THE PROBLEM |
Repeat the records below exactly, line for line.

* * * * * * * * *

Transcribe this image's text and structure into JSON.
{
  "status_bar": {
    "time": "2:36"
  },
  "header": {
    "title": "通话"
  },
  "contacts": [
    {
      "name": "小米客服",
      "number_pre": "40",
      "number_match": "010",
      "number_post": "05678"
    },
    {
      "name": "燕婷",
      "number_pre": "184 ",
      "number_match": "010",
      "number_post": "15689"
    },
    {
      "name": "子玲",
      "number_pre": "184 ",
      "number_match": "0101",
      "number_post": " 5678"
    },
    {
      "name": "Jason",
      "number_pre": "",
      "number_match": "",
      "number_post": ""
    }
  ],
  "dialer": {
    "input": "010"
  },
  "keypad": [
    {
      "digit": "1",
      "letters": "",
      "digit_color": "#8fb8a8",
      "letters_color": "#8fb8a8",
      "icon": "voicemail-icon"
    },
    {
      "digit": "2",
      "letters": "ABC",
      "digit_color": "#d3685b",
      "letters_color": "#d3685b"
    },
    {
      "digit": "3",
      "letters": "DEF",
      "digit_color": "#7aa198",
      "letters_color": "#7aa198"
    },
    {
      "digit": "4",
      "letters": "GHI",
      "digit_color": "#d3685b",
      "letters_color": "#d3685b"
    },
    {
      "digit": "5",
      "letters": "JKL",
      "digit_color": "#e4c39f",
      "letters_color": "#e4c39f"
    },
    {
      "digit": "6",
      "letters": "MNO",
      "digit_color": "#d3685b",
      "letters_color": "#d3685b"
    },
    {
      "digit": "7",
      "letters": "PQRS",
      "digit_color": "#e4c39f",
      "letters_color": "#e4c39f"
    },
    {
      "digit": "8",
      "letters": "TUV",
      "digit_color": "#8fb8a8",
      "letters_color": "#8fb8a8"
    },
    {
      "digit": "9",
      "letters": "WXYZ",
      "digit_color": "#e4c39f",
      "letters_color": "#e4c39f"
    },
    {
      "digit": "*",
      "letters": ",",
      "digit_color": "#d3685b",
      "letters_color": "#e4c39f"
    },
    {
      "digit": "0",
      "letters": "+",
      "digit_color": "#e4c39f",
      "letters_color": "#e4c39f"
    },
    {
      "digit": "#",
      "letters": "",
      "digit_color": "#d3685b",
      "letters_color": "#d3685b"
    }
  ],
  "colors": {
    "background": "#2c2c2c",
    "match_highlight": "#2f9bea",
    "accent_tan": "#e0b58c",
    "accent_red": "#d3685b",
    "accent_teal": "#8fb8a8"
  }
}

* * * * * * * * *

ANSWER TO THE EXERCISE |
Transcribe this image's text and structure into JSON.
{
  "status_bar": {
    "time": "2:36"
  },
  "header": {
    "title": "通话"
  },
  "contacts": [
    {
      "name": "小米客服",
      "number_pre": "40",
      "number_match": "010",
      "number_post": "05678"
    },
    {
      "name": "燕婷",
      "number_pre": "184 ",
      "number_match": "010",
      "number_post": "15689"
    },
    {
      "name": "子玲",
      "number_pre": "184 ",
      "number_match": "0101",
      "number_post": " 5678"
    },
    {
      "name": "Jason",
      "number_pre": "",
      "number_match": "",
      "number_post": ""
    }
  ],
  "dialer": {
    "input": "010"
  },
  "keypad": [
    {
      "digit": "1",
      "letters": "",
      "digit_color": "#8fb8a8",
      "letters_color": "#8fb8a8",
      "icon": "voicemail-icon"
    },
    {
      "digit": "2",
      "letters": "ABC",
      "digit_color": "#d3685b",
      "letters_color": "#d3685b"
    },
    {
      "digit": "3",
      "letters": "DEF",
      "digit_color": "#7aa198",
      "letters_color": "#7aa198"
    },
    {
      "digit": "4",
      "letters": "GHI",
      "digit_color": "#d3685b",
      "letters_color": "#d3685b"
    },
    {
      "digit": "5",
      "letters": "JKL",
      "digit_color": "#e4c39f",
      "letters_color": "#e4c39f"
    },
    {
      "digit": "6",
      "letters": "MNO",
      "digit_color": "#d3685b",
      "letters_color": "#d3685b"
    },
    {
      "digit": "7",
      "letters": "PQRS",
      "digit_color": "#e4c39f",
      "letters_color": "#e4c39f"
    },
    {
      "digit": "8",
      "letters": "TUV",
      "digit_color": "#8fb8a8",
      "letters_color": "#8fb8a8"
    },
    {
      "digit": "9",
      "letters": "WXYZ",
      "digit_color": "#e4c39f",
      "letters_color": "#e4c39f"
    },
    {
      "digit": "*",
      "letters": ",",
      "digit_color": "#d3685b",
      "letters_color": "#e4c39f"
    },
    {
      "digit": "0",
      "letters": "+",
      "digit_color": "#e4c39f",
      "letters_color": "#e4c39f"
    },
    {
      "digit": "#",
      "letters": "",
      "digit_color": "#d3685b",
      "letters_color": "#d3685b"
    }
  ],
  "colors": {
    "background": "#2c2c2c",
    "match_highlight": "#2f9bea",
    "accent_tan": "#e0b58c",
    "accent_red": "#d3685b",
    "accent_teal": "#8fb8a8"
  }
}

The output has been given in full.